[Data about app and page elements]
□ □ □ □ □ □ □

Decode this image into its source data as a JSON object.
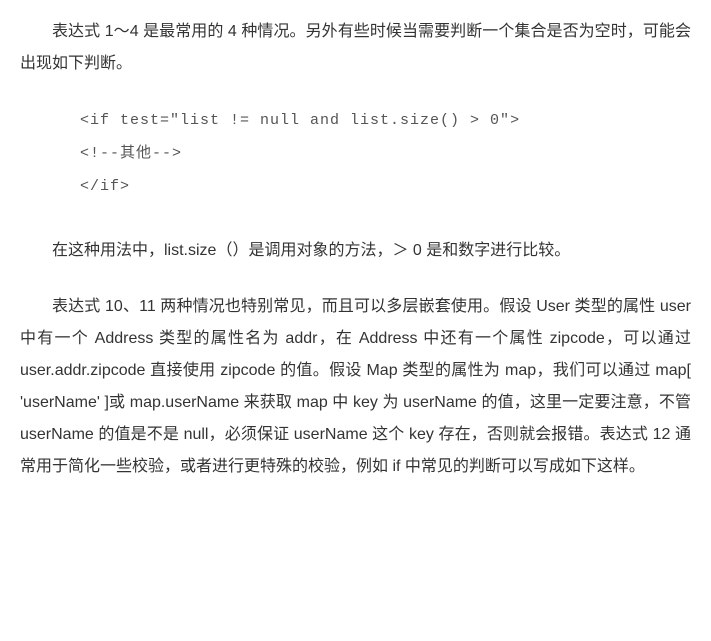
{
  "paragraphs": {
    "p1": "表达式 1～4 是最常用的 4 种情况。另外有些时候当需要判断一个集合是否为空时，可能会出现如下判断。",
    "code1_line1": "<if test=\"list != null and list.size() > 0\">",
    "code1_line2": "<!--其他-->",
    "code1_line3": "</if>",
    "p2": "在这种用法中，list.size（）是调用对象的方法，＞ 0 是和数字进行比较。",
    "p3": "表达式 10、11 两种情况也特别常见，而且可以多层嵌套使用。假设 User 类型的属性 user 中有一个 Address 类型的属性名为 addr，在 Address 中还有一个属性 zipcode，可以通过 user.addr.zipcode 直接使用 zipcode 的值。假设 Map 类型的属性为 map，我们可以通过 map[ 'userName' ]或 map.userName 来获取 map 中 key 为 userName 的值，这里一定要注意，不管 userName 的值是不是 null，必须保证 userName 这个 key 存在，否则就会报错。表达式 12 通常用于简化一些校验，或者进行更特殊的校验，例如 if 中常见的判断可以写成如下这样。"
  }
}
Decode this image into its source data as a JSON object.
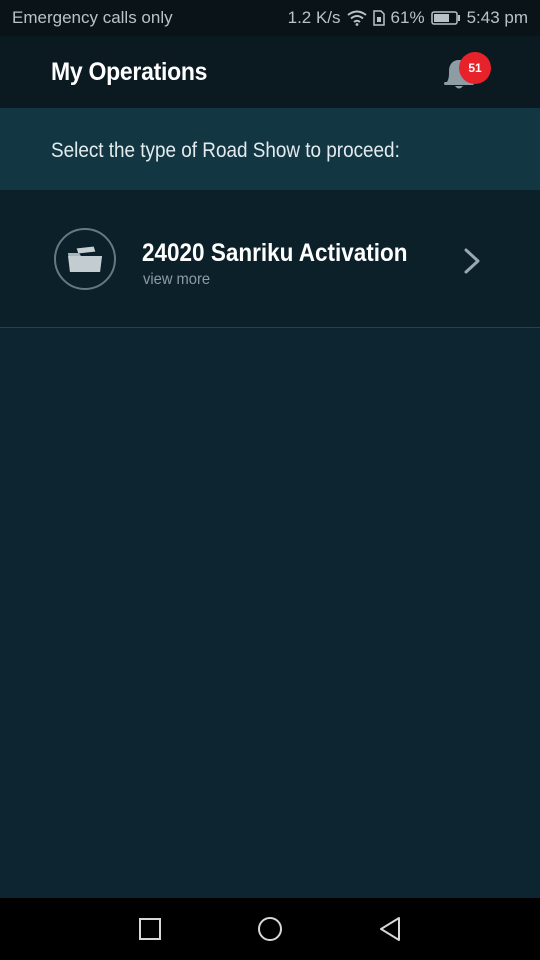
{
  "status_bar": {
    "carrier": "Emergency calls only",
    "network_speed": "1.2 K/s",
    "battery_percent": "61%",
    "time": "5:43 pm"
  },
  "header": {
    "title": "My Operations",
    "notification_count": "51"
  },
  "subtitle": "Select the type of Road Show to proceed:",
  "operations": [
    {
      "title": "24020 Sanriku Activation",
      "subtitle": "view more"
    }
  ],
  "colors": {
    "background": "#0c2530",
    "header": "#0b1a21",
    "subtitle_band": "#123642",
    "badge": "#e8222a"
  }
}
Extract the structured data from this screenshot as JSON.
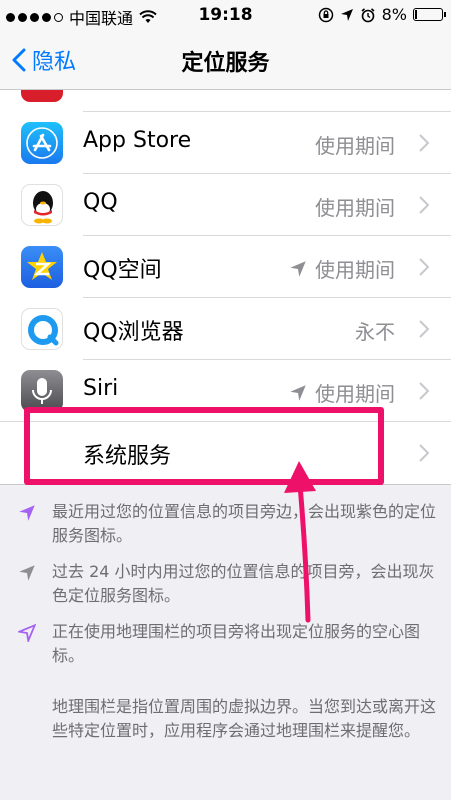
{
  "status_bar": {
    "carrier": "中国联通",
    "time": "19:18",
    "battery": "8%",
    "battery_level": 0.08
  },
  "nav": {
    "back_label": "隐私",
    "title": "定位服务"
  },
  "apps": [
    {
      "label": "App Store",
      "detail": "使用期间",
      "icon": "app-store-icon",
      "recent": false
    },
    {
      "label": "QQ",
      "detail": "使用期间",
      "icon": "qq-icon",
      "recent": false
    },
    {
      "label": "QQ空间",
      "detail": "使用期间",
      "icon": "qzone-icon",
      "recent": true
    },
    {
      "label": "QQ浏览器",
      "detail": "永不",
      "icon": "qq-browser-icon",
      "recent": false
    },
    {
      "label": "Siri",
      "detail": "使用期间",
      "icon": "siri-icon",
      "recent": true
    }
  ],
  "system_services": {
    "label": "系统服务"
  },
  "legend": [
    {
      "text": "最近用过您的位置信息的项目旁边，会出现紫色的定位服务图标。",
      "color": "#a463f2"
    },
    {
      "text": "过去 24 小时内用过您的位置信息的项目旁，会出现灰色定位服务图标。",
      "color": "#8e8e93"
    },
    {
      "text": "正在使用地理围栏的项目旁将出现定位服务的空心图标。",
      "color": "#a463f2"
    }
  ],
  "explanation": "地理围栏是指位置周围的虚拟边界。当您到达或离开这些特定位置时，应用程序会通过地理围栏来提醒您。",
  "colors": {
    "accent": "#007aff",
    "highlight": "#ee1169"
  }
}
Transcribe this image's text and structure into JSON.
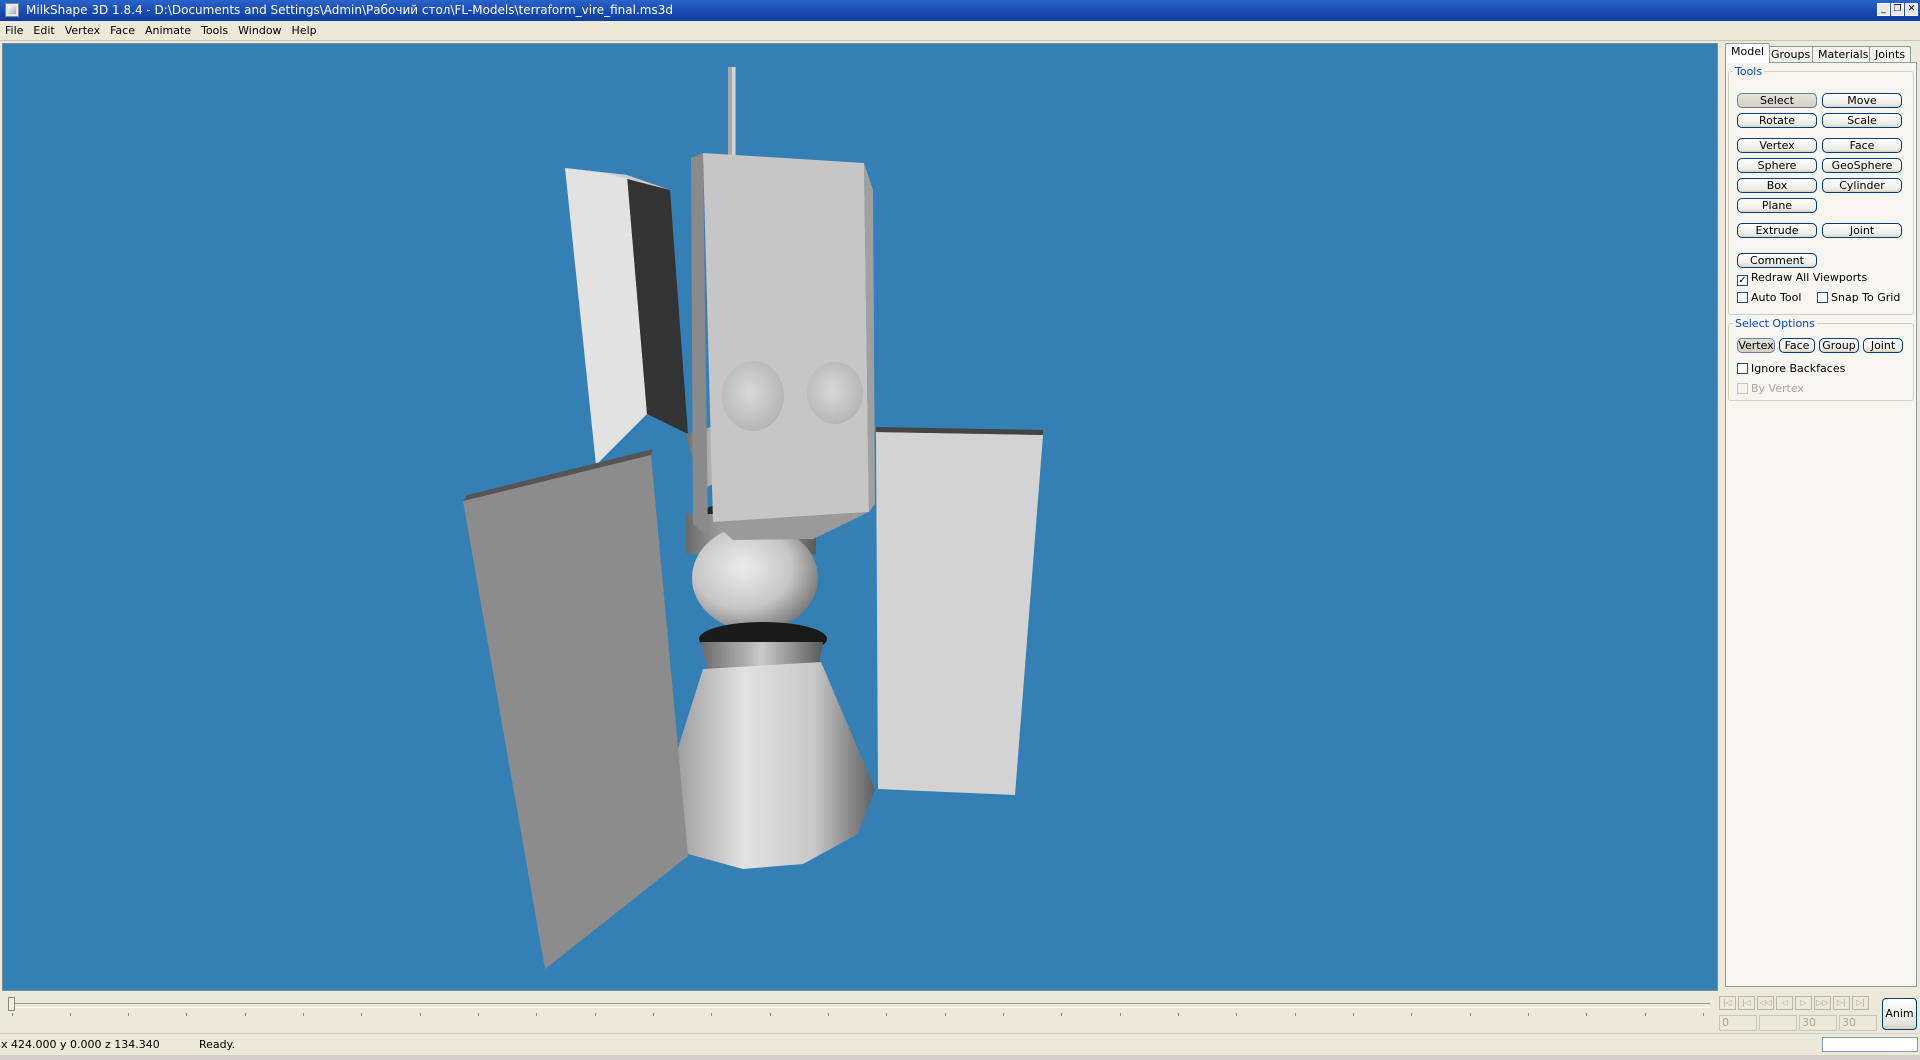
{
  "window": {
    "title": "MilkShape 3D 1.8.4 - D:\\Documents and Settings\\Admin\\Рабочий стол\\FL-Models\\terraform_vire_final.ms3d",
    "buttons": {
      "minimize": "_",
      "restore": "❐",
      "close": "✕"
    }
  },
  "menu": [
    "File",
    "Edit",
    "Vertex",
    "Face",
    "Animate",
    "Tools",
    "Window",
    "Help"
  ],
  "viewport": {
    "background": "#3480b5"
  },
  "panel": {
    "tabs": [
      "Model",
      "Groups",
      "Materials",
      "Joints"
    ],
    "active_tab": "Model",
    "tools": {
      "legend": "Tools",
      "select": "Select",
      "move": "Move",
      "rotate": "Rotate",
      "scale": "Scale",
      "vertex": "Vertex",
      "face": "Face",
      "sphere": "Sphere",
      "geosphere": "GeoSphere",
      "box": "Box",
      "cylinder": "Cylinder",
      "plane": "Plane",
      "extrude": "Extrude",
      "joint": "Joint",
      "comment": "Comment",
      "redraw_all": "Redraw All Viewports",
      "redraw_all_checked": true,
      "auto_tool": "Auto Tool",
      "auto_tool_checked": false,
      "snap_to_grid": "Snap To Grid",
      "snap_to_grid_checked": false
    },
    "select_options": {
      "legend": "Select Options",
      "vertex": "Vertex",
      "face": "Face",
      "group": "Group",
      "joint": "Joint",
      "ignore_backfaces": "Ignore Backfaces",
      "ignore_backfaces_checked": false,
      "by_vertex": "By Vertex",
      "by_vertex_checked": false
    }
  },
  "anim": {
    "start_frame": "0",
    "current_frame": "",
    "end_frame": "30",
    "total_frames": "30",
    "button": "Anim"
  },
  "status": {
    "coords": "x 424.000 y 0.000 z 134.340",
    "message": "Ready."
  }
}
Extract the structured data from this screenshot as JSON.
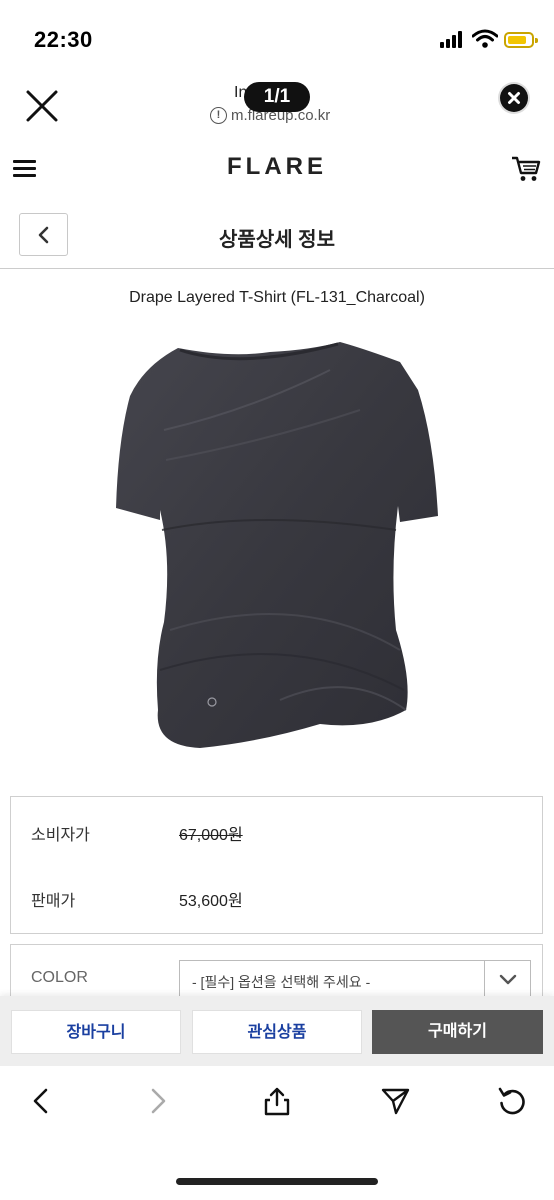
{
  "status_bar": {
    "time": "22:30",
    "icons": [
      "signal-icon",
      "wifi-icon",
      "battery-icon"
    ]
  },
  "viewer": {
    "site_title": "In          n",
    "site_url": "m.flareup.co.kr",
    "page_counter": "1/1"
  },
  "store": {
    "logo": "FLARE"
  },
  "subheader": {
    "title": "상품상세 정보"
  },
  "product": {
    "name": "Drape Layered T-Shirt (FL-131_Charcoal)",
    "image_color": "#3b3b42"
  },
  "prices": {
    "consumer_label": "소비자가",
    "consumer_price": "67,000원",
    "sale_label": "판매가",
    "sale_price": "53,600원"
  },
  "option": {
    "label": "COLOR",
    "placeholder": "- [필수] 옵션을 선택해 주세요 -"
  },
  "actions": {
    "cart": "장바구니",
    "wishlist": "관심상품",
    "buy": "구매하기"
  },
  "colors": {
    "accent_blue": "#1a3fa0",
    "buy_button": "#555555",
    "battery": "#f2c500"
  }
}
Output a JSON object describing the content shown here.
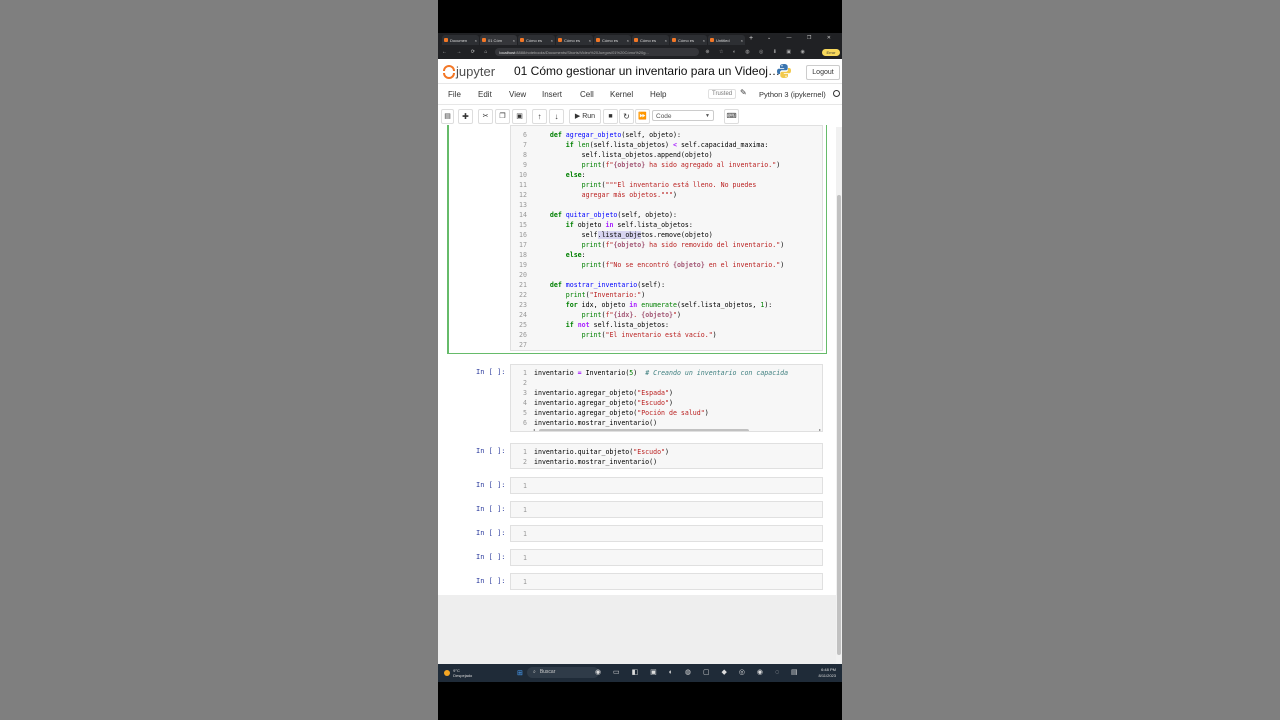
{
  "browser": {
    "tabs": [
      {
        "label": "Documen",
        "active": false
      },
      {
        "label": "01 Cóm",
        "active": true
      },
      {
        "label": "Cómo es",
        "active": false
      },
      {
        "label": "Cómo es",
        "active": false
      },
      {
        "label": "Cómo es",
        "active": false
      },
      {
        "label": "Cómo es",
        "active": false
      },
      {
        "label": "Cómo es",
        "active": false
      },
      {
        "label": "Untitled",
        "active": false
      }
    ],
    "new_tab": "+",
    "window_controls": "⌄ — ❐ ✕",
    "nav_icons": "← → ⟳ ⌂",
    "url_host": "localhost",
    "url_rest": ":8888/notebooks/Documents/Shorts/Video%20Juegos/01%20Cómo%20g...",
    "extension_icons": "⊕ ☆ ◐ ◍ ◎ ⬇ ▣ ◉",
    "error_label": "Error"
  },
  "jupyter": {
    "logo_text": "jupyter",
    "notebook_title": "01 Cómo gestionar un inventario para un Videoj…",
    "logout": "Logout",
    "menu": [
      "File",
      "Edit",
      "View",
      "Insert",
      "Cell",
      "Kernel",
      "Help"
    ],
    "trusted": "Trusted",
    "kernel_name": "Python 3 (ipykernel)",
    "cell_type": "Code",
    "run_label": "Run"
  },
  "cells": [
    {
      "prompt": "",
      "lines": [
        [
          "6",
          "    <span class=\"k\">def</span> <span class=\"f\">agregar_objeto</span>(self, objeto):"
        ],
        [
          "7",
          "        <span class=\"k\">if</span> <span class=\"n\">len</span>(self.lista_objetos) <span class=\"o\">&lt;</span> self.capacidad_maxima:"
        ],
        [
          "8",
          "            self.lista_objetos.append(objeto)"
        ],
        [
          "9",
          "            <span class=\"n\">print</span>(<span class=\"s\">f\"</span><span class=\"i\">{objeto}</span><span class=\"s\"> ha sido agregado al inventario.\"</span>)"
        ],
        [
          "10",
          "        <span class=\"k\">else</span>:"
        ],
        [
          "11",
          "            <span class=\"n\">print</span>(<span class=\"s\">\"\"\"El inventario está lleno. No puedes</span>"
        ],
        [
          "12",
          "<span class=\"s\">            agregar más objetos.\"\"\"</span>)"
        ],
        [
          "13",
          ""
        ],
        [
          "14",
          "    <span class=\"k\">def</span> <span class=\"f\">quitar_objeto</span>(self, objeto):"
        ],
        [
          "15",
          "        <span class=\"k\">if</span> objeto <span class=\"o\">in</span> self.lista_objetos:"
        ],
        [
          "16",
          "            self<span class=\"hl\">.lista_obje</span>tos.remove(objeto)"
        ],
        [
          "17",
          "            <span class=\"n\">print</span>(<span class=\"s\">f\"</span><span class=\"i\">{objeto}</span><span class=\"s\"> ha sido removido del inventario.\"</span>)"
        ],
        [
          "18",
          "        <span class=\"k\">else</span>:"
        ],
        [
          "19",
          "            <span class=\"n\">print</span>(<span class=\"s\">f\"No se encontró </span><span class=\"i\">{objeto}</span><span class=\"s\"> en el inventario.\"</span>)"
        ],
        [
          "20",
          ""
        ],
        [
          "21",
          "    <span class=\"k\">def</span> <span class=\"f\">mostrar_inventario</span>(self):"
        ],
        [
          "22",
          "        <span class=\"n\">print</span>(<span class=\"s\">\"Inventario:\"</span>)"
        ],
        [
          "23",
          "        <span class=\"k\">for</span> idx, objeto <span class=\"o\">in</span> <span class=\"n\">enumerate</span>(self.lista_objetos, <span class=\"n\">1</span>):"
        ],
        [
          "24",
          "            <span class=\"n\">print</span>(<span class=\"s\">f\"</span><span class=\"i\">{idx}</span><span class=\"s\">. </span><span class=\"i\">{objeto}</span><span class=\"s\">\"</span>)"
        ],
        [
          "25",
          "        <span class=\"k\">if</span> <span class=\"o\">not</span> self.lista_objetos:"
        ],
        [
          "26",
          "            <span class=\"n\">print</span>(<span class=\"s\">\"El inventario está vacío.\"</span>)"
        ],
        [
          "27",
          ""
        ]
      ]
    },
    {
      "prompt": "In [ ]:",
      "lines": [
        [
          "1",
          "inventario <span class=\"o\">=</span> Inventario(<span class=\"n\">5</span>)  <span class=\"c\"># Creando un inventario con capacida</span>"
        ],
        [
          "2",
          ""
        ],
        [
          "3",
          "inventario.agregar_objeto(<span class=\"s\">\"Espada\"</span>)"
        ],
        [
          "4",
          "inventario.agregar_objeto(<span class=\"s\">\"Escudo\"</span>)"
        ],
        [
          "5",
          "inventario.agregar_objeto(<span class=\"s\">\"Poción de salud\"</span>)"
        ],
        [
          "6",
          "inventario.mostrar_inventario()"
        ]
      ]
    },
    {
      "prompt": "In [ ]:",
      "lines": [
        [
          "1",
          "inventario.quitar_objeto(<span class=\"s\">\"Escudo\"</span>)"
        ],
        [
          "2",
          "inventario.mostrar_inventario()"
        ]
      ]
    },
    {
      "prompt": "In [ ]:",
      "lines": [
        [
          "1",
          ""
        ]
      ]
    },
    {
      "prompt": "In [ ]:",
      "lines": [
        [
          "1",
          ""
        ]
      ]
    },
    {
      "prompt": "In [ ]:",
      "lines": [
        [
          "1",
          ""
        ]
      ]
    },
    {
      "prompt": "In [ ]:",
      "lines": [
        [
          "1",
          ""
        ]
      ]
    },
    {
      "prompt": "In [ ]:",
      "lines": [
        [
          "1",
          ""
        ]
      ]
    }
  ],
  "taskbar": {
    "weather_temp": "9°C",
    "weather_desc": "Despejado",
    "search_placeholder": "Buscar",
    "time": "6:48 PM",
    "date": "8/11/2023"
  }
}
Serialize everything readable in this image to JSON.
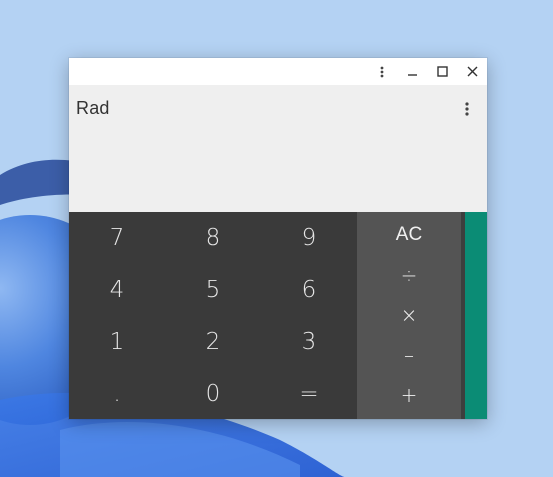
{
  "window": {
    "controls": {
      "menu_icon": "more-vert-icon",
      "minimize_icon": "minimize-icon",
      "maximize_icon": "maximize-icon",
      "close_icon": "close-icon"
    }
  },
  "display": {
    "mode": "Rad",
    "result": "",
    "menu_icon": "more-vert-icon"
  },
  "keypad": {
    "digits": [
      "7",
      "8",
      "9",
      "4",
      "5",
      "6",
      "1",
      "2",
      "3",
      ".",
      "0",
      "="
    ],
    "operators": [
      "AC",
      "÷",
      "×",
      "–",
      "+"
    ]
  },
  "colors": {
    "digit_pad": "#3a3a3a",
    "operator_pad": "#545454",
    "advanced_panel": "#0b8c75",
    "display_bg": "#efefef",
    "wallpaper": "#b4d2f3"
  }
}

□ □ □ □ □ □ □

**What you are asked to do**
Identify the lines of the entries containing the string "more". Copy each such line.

**Output of the task**
      "subtitle": "view more"
      "menu_icon": "more-vert-icon",
    "menu_icon": "more-vert-icon"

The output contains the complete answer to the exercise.